In 194 BC, when Scipio Africanus returned to Rome, the city of his birth, he was summoned to appear before the council to justify his accounts in what appeared then a serious misappropriation of war money Scipio had extracted from Rome’s erstwhile enemy Antiochus III of Syria. Scipio’s defense was to appear before the council in full military regalia and while holding the documents high above his head, unceremoniously rip them to shreds. Documents whose contents would have proved his innocence.
The point was made. Scipio was a loyal citizen of Rome: a praetor, military strategist and leader, twice consular and eventually princeps senatus. The thought he could be party to some treasonous intrigue was ludicrous.
With Trump’s ongoing refusal to comply with Congress’ demand for tax records by allegorically tearing up the documents gives us an idea where he stands on the rule of law. The point of the comparison is not to show how ruthless politicians can behave as they please, but how those who possess no honor, responsibility, civility to others or respect for the republic will be remembered in history — as thugs or dictators.
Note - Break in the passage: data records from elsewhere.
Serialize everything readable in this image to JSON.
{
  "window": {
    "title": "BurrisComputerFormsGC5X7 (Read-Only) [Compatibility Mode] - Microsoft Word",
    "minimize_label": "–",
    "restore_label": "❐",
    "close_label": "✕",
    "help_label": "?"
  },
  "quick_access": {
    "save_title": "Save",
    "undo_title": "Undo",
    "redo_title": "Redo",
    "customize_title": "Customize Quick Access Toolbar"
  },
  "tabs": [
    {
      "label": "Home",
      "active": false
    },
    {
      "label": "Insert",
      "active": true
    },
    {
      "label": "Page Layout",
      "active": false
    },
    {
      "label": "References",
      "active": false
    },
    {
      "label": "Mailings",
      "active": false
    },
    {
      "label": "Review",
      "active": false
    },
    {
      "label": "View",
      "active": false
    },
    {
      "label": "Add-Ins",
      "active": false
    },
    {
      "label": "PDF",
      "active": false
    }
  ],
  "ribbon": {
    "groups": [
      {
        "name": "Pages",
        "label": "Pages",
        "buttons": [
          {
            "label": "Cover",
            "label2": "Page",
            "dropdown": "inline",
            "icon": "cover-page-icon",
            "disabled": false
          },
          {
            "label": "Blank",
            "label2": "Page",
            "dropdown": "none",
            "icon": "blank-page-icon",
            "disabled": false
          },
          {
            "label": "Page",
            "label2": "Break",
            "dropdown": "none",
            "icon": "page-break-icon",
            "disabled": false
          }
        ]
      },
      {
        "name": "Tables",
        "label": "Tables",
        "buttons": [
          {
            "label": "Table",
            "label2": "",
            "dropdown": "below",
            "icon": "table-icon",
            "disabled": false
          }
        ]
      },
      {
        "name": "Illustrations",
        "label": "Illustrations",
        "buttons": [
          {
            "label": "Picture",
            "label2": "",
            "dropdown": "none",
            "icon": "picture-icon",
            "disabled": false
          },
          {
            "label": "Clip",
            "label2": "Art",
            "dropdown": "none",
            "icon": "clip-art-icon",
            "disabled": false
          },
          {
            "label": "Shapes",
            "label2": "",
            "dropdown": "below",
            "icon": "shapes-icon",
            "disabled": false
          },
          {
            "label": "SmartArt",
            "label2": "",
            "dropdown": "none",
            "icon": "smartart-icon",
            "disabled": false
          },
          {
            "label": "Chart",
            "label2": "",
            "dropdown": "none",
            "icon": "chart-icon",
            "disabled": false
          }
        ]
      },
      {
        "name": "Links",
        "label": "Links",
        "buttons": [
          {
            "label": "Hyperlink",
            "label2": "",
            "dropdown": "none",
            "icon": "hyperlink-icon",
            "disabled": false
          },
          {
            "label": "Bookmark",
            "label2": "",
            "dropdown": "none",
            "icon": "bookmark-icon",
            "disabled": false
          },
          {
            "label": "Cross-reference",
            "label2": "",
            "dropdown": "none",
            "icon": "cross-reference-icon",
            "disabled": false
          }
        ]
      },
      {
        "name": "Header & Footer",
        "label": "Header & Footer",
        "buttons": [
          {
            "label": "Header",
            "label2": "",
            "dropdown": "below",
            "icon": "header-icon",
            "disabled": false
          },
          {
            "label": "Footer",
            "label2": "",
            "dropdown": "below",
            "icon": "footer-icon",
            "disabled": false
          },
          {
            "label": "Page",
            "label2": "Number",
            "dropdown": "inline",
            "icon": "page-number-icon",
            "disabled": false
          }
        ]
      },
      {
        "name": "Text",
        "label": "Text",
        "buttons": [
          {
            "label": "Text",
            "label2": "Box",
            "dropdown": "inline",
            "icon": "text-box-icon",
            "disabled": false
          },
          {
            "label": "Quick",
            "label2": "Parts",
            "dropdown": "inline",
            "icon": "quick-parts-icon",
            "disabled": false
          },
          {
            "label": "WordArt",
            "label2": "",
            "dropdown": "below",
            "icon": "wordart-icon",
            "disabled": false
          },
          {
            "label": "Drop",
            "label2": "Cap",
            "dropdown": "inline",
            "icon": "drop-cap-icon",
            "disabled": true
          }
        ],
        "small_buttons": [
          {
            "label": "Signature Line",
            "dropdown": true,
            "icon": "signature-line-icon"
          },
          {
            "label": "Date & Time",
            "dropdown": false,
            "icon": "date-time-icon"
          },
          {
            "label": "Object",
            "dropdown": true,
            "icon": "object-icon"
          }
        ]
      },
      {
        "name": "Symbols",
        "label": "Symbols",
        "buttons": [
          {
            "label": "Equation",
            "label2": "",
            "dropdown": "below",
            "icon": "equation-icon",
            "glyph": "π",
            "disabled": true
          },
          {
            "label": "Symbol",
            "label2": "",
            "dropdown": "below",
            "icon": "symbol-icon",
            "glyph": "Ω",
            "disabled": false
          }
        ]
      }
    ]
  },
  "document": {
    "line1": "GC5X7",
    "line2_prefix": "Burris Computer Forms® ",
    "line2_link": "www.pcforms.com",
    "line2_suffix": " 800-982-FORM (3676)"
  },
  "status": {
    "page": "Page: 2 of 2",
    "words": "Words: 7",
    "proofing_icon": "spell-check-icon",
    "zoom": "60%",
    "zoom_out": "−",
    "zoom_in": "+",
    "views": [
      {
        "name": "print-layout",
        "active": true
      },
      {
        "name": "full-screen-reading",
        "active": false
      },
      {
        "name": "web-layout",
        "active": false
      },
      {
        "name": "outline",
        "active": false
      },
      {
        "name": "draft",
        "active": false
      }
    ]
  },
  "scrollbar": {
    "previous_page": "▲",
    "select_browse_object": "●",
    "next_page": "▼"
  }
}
While words like generosity and magnanimity were used to describe Publius, they are traits not often ascribed to Trump.
Gregory Hauss, Bakersfield